If Palestinian politics is ever to empower officials who seek peace and democracy rather than those who seek power and self-enrichment, there must be serious efforts by the United States, Israel, Western European donor states, and Arab states to strengthen such Palestinian political forces.
Efforts to reform the Palestinian Authority are crucial, which means that donors should insist on financial rectitude before dispensing funds. They must use this moment to help rebuild Palestinian politics in the West Bank, so that the hold of Abbas and his Fatah cronies is broken and other voices have a chance.

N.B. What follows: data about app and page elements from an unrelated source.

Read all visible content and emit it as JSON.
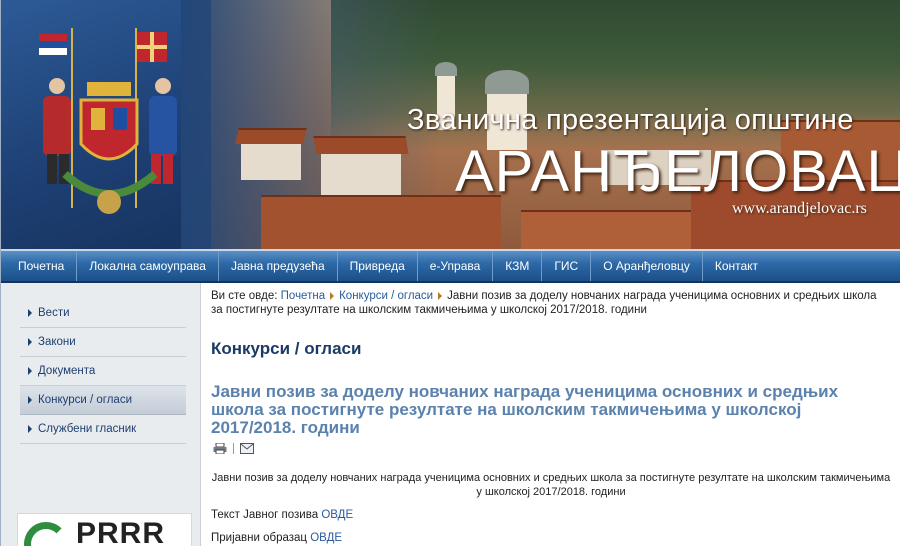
{
  "header": {
    "title_line1": "Званична презентација општине",
    "title_line2": "АРАНЂЕЛОВАЦ",
    "url": "www.arandjelovac.rs",
    "logo": "coat-of-arms-icon"
  },
  "nav": {
    "items": [
      "Почетна",
      "Локална самоуправа",
      "Јавна предузећа",
      "Привреда",
      "е-Управа",
      "КЗМ",
      "ГИС",
      "О Аранђеловцу",
      "Контакт"
    ]
  },
  "sidebar": {
    "items": [
      "Вести",
      "Закони",
      "Документа",
      "Конкурси / огласи",
      "Службени гласник"
    ],
    "active_index": 3,
    "banner_text": "PRRR"
  },
  "breadcrumb": {
    "prefix": "Ви сте овде:",
    "home": "Почетна",
    "section": "Конкурси / огласи",
    "current": "Јавни позив за доделу новчаних награда ученицима основних и средњих школа за постигнуте резултате на школским такмичењима у школској 2017/2018. години"
  },
  "content": {
    "section_title": "Конкурси / огласи",
    "article_title": "Јавни позив за доделу новчаних награда ученицима основних и средњих школа за постигнуте резултате на школским такмичењима у школској 2017/2018. години",
    "lead": "Јавни позив за доделу новчаних награда ученицима основних и средњих школа за постигнуте резултате на школским такмичењима у школској 2017/2018. години",
    "text_label": "Текст Јавног позива",
    "text_link": "ОВДЕ",
    "form_label": "Пријавни образац",
    "form_link": "ОВДЕ"
  },
  "icons": {
    "print": "print-icon",
    "email": "email-icon"
  },
  "colors": {
    "nav": "#2e6aa8",
    "title": "#1b3b66",
    "article_title": "#5b82ad",
    "link": "#2a5c9a"
  }
}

The coming outpouring of funds (from Qatar, the EU, and the United States) to rebuild damaged sites in Gaza presents an important opportunity to apply this approach. Donors — Arab and Western — should support projects that directly help the populace, without the political elites in the West Bank or Gaza skimming the cream or Hamas diverting supplies. Donors must also insist that the long cooperation between UNRWA and Hamas in Gaza come to an end, and must use their funds to support people and NGOs that show some independence from Hamas. Otherwise, they will be helping rebuild Hamas rather than Gaza.
It should be clear that the policies followed for most of the last several decades, empowering political elites who damaged the chances for peace, have not worked and will not work.
It should be a preoccupation of Israelis — and of Americans and other outsiders who seek peace and stability — to focus on Palestinian politics and see what can legitimately be done to encourage and empower those acting responsibly. Sounds obvious, but that has only occasionally been the real effect of all the speeches, money, programs, and diplomacy directed at the Middle East.
What will certainly not work is the kind of incantation in which President Biden indulged on May 21 when he said Mahmoud Abbas is the leader of the Palestinian people. Having evaded elections since 2006, now in the 17th year of his four-year term, now age 86, and with a strong majority of Palestinians wishing he would leave office, Mahmoud Abbas cannot lead Palestinians anywhere and cannot defeat Hamas.
Elliott Abrams is Senior Fellow for Middle Eastern Studies at the Council on Foreign Relations. He was an assistant secretary of state under Ronald Reagan and served as deputy assistant to the president and deputy national security advisor to George W. Bush, supervising U.S. policy in the Middle East for the White House. He served as Special Representative for Iran and Venezuela in the administration of Donald Trump.